The Environmental Protection Agency has registered Loyant with Rinskor active herbicide from Dow AgroSciences for use on rice. Registrations for Mid-South states are pending. Registration in California is still a few years out.
Loyant controls a broad array of grasses, broadleaves and sedges.
Among those are barnyardgrass, junglerice, yellow and rice flatsedges, alligatorweed, purple ammannia, eclipta, ducksalad, hemp sesbania, broadleaf signal grass, jointvetch species, horseweed, amaranth species and ragweed. It provides suppression of sprangletop.
The herbicide also controls many of the weeds resistant to ALS, propanil, quinclorac, fenoxaprop and cyhalofop herbicides.
A few of the weeds on which product is weak are Texasweed, fall panicum and many of the morningglory family, although it does control pitted morningglory.
Loyant has a broad application window from two-leaf rice up to booting, Hunter Perry, Dow AgroSciences field scientist, told Rice Farming in a previous interview.
For an early post-emerge application, he says growers may want to tankmix the herbicide with a residual herbicide since Loyant activity is primarily foliar.

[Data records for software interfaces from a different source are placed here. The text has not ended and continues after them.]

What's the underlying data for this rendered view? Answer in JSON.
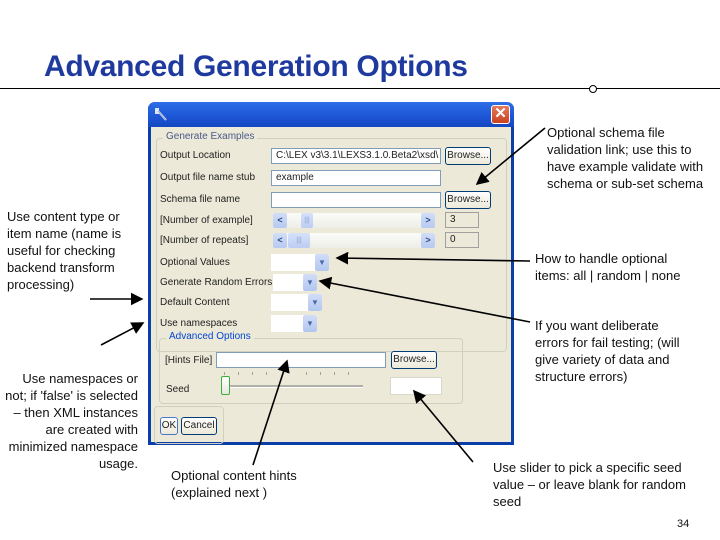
{
  "slide": {
    "title": "Advanced Generation Options",
    "page_number": "34"
  },
  "dialog": {
    "close_glyph": "✕",
    "generate_examples": {
      "legend": "Generate Examples",
      "output_location": {
        "label": "Output Location",
        "value": "C:\\LEX v3\\3.1\\LEXS3.1.0.Beta2\\xsd\\",
        "button": "Browse..."
      },
      "output_stub": {
        "label": "Output file name stub",
        "value": "example"
      },
      "schema_file": {
        "label": "Schema file name",
        "value": "",
        "button": "Browse..."
      },
      "number_of_example": {
        "label": "[Number of example]",
        "value": "3",
        "scroll_left": "<",
        "scroll_right": ">"
      },
      "number_of_repeats": {
        "label": "[Number of repeats]",
        "value": "0",
        "scroll_left": "<",
        "scroll_right": ">"
      },
      "optional_values": {
        "label": "Optional Values",
        "value": ""
      },
      "random_errors": {
        "label": "Generate Random Errors",
        "value": ""
      },
      "default_content": {
        "label": "Default Content",
        "value": ""
      },
      "use_namespaces": {
        "label": "Use namespaces",
        "value": ""
      }
    },
    "advanced_options": {
      "legend": "Advanced Options",
      "hints_file": {
        "label": "[Hints File]",
        "value": "",
        "button": "Browse..."
      },
      "seed": {
        "label": "Seed",
        "value": "",
        "slider_position": 0
      }
    },
    "buttons": {
      "ok": "OK",
      "cancel": "Cancel"
    }
  },
  "annotations": {
    "schema_note": "Optional schema file validation link; use this to have example validate with schema or sub-set schema",
    "content_type_note": "Use content type or item name (name is useful for checking backend transform processing)",
    "optional_note": "How to handle optional items: all | random | none",
    "errors_note": "If you want deliberate errors for fail testing; (will give variety of data and structure errors)",
    "namespaces_note": "Use namespaces or not; if 'false' is selected – then XML instances are created with minimized namespace usage.",
    "hints_note": "Optional content hints (explained next )",
    "seed_note": "Use slider to pick a specific seed value – or leave blank for random seed"
  }
}
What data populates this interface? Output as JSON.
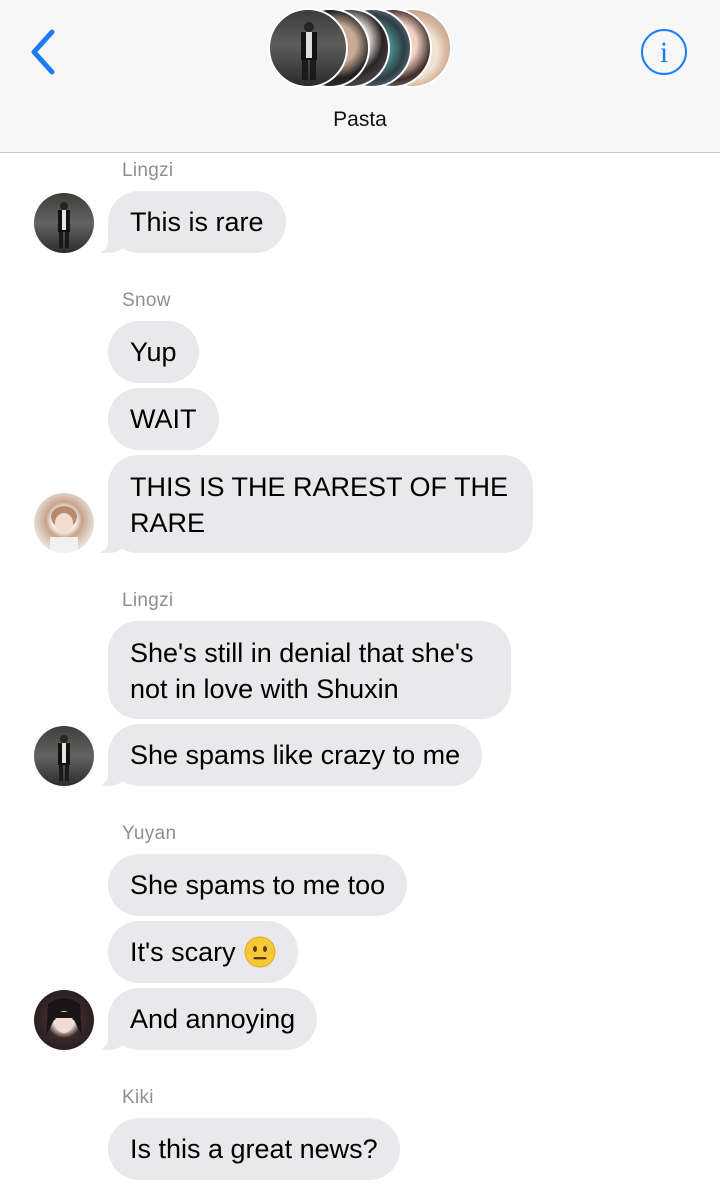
{
  "header": {
    "title": "Pasta",
    "back_icon": "chevron-left-icon",
    "info_icon": "info-icon",
    "info_glyph": "i",
    "accent_color": "#1a7cf5"
  },
  "messages": [
    {
      "sender": "Lingzi",
      "bubbles": [
        "This is rare"
      ]
    },
    {
      "sender": "Snow",
      "bubbles": [
        "Yup",
        "WAIT",
        "THIS IS THE RAREST OF THE RARE"
      ]
    },
    {
      "sender": "Lingzi",
      "bubbles": [
        "She's still in denial that she's not in love with Shuxin",
        "She spams like crazy to me"
      ]
    },
    {
      "sender": "Yuyan",
      "bubbles": [
        "She spams to me too",
        "It's scary",
        "And annoying"
      ],
      "emoji": "neutral-face-icon"
    },
    {
      "sender": "Kiki",
      "bubbles": [
        "Is this a great news?"
      ]
    }
  ],
  "colors": {
    "bubble": "#e9e9eb",
    "sender_name": "#8e8e93",
    "header_bg": "#f7f7f8"
  }
}
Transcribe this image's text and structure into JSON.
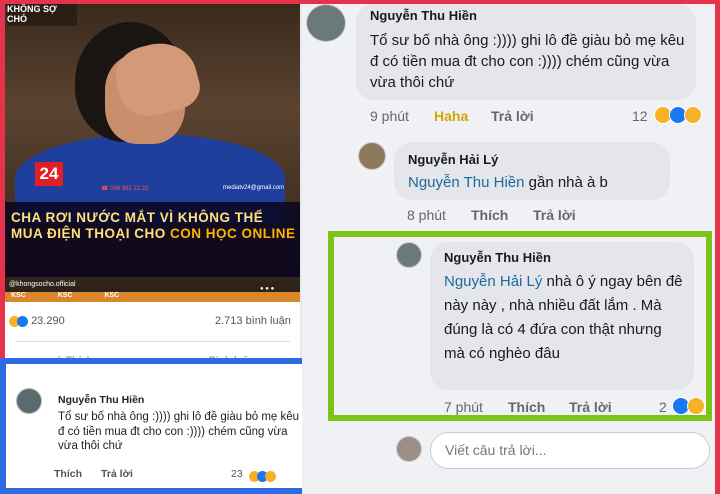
{
  "left_post": {
    "video": {
      "channel_logo": "KHÔNG SỢ CHÓ",
      "network_badge": "24",
      "phone": "☎ 096 382 22 22",
      "site": "mediatv24@gmail.com",
      "caption_part1": "CHA RƠI NƯỚC MẮT VÌ KHÔNG THỂ MUA ĐIỆN THOẠI CHO ",
      "caption_highlight": "CON HỌC ONLINE",
      "handle": "@khongsocho.official",
      "ticker": "KSC KSC KSC"
    },
    "reactions_count": "23.290",
    "comments_count": "2.713 bình luận",
    "action_like": "Thích",
    "action_comment": "Bình luận"
  },
  "quoted_comment": {
    "name": "Nguyễn Thu Hiền",
    "text": "Tổ sư bố nhà ông :)))) ghi lô đề giàu bỏ mẹ kêu đ có tiền mua đt cho con :)))) chém cũng vừa vừa thôi chứ",
    "like": "Thích",
    "reply": "Trả lời",
    "reaction_count": "23"
  },
  "thread": {
    "comment1": {
      "name": "Nguyễn Thu Hiền",
      "text": "Tổ sư bố nhà ông :)))) ghi lô đề giàu bỏ mẹ kêu đ có tiền mua đt cho con :)))) chém cũng vừa vừa thôi chứ",
      "time": "9 phút",
      "reaction_label": "Haha",
      "reply": "Trả lời",
      "reaction_count": "12"
    },
    "reply1": {
      "name": "Nguyễn Hải Lý",
      "mention": "Nguyễn Thu Hiền",
      "text": " gần nhà à b",
      "time": "8 phút",
      "like": "Thích",
      "reply": "Trả lời"
    },
    "reply2": {
      "name": "Nguyễn Thu Hiền",
      "mention": "Nguyễn Hải Lý",
      "text": "  nhà ô ý ngay bên đê này này , nhà nhiều đất lắm . Mà đúng là có 4 đứa con thật nhưng mà có nghèo đâu",
      "time": "7 phút",
      "like": "Thích",
      "reply": "Trả lời",
      "reaction_count": "2"
    },
    "reply_input_placeholder": "Viết câu trả lời..."
  },
  "colors": {
    "frame_red": "#e4334a",
    "blue_highlight": "#2e6be0",
    "green_highlight": "#7cc418",
    "mention_blue": "#1a6b9b"
  }
}
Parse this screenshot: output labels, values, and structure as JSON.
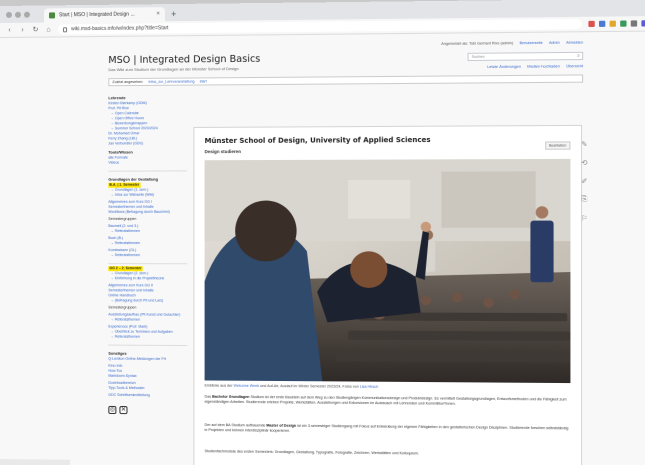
{
  "browser": {
    "tab_title": "Start | MSO | Integrated Design ...",
    "tab_close": "×",
    "new_tab": "+",
    "url": "wiki.msd-basics.info/w/index.php?title=Start",
    "nav": {
      "back": "‹",
      "forward": "›",
      "reload": "↻",
      "home": "⌂"
    }
  },
  "wiki": {
    "title": "MSO | Integrated Design Basics",
    "subtitle": "Das Wiki zum Studium der Grundlagen an der Münster School of Design",
    "userlinks": [
      {
        "label": "Angemeldet als: Tobi Gerhard Rixe (admin)",
        "plain": true
      },
      {
        "label": "Benutzerseite"
      },
      {
        "label": "Admin"
      },
      {
        "label": "Abmelden"
      }
    ],
    "search_placeholder": "Suchen",
    "search_icon": "⌕",
    "actions": [
      "Letzte Änderungen",
      "Medien hochladen",
      "Übersicht"
    ],
    "breadcrumb_label": "Zuletzt angesehen:",
    "breadcrumb_items": [
      "Infos_zur_Lehrveranstaltung",
      "start"
    ]
  },
  "sidebar": {
    "sections": [
      {
        "heading": "Lehrende",
        "items": [
          "Kirsten Bierkamp (GDM)",
          "Prof. Pit Rixe",
          "→ Open Calendar",
          "→ Open Office Hours",
          "→ Bewerbungsmappen",
          "→ Summer School 2023/2024",
          "Dr. Mohamed Omar",
          "Ferry Zhang (LBL)",
          "Jan Verbundler (GDS)"
        ]
      },
      {
        "heading": "Tools/Wissen",
        "items": [
          "alle Formate",
          "Videos"
        ]
      },
      {
        "heading": "Grundlagen der Gestaltung",
        "highlight": "B.A. | 1. Semester",
        "items": [
          "→ Grundlagen (1. sem.)",
          "→ Infos zur Webseite (Wiki)",
          "Allgemeines zum Kurs GG I",
          "Semesterthemen und Inhalte",
          "Workflows (Befragung durch Bauchrixt)",
          "Semestergruppen",
          "Baumeit (2. und 3.)",
          "→ Referatsthemen",
          "Buch (B.)",
          "→ Referatsthemen",
          "Kunstwissen (GL)",
          "→ Referatsthemen"
        ]
      },
      {
        "highlight": "GG 2 – 2. Semester",
        "items": [
          "→ Grundlagen (2. sem.)",
          "→ Einführung in die Projekttheorie",
          "Allgemeines zum Kurs GG II",
          "Semesterthemen und Inhalte",
          "Online Handbuch",
          "→ (Befragung durch Pit und Lars)",
          "Semestergruppen",
          "Ausstellungsaufbau (Pit Kunst und Gutachter)",
          "→ Referatsthemen",
          "Experiences (Prof. Mark)",
          "→ Überblick zu Terminen und Aufgaben",
          "→ Referatsthemen"
        ]
      },
      {
        "heading": "Sonstiges",
        "items": [
          "Q-Lexikon Online-Meldungen der FH",
          "Kino-Info",
          "How-Tos",
          "Markdown-Syntax",
          "Downloadbereich",
          "Tipp-Tools & Methoden",
          "GDC Schriftsenkmitteilung"
        ]
      }
    ],
    "social": [
      "◎",
      "✕"
    ]
  },
  "content": {
    "heading": "Münster School of Design, University of Applied Sciences",
    "subheading": "Design studieren",
    "edit_label": "Bearbeiten",
    "caption_prefix": "Einblicke aus der",
    "caption_link": "Welcome Week",
    "caption_suffix": "und Auf-Ab, Auslauf im Winter Semester 2023/24, Fotos von",
    "caption_credit": "Lisa Hirsch",
    "para1_lead": "Das",
    "para1_bold": "Bachelor Grundlagen",
    "para1_text": "Studium ist der erste Baustein auf dem Weg zu den Studiengängen Kommunikationsdesign und Produktdesign. Es vermittelt Gestaltungsgrundlagen, Entwurfsmethoden und die Fähigkeit zum eigenständigen Arbeiten. Studierende erleben Projekte, Werkstätten, Ausstellungen und Exkursionen im Austausch mit Lehrenden und Kommiliton*innen.",
    "para2_lead": "Der auf dem BA Studium aufbauende",
    "para2_bold": "Master of Design",
    "para2_text": "ist ein 3-semestriger Studiengang mit Fokus auf Entwicklung der eigenen Fähigkeiten in den gestalterischen Design Disziplinen. Studierende forschen selbstständig in Projekten und können interdisziplinär kooperieren.",
    "para3_text": "Studienfachmodule des ersten Semesters: Grundlagen, Gestaltung, Typografie, Fotografie, Zeichnen, Werkstätten und Kolloquium."
  },
  "tools": [
    "✎",
    "⟲",
    "✐",
    "⎘",
    "⚐"
  ]
}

Dow AgroSciences researchers also have examined its compatibility with Clearfield varieties and Clearfield hybrids and found good tolerance to the new herbicide.
Currently, no herbicide, including Loyant, is labeled for tankmixing with Provisia herbicide for use with the Provisia Rice System.
Loyant’s active ingredient, Rinskor, belongs to the Herbicide Resistance Action Committee’s Group O, which includes several synthetic auxins. But the Dow herbicide binds differently than other Group O rice herbicides, such as 2,4-D and triclopyr, to auxin receptors in the plant, Perry says.
Rinskor Active is Dow AgroScience’s brand name for florpyrauxifen-benzyl, the active ingredient in Loyant.
As with all herbicides, Perry says stewardship will be key to prolonging Loyant’s utility for the rice industry.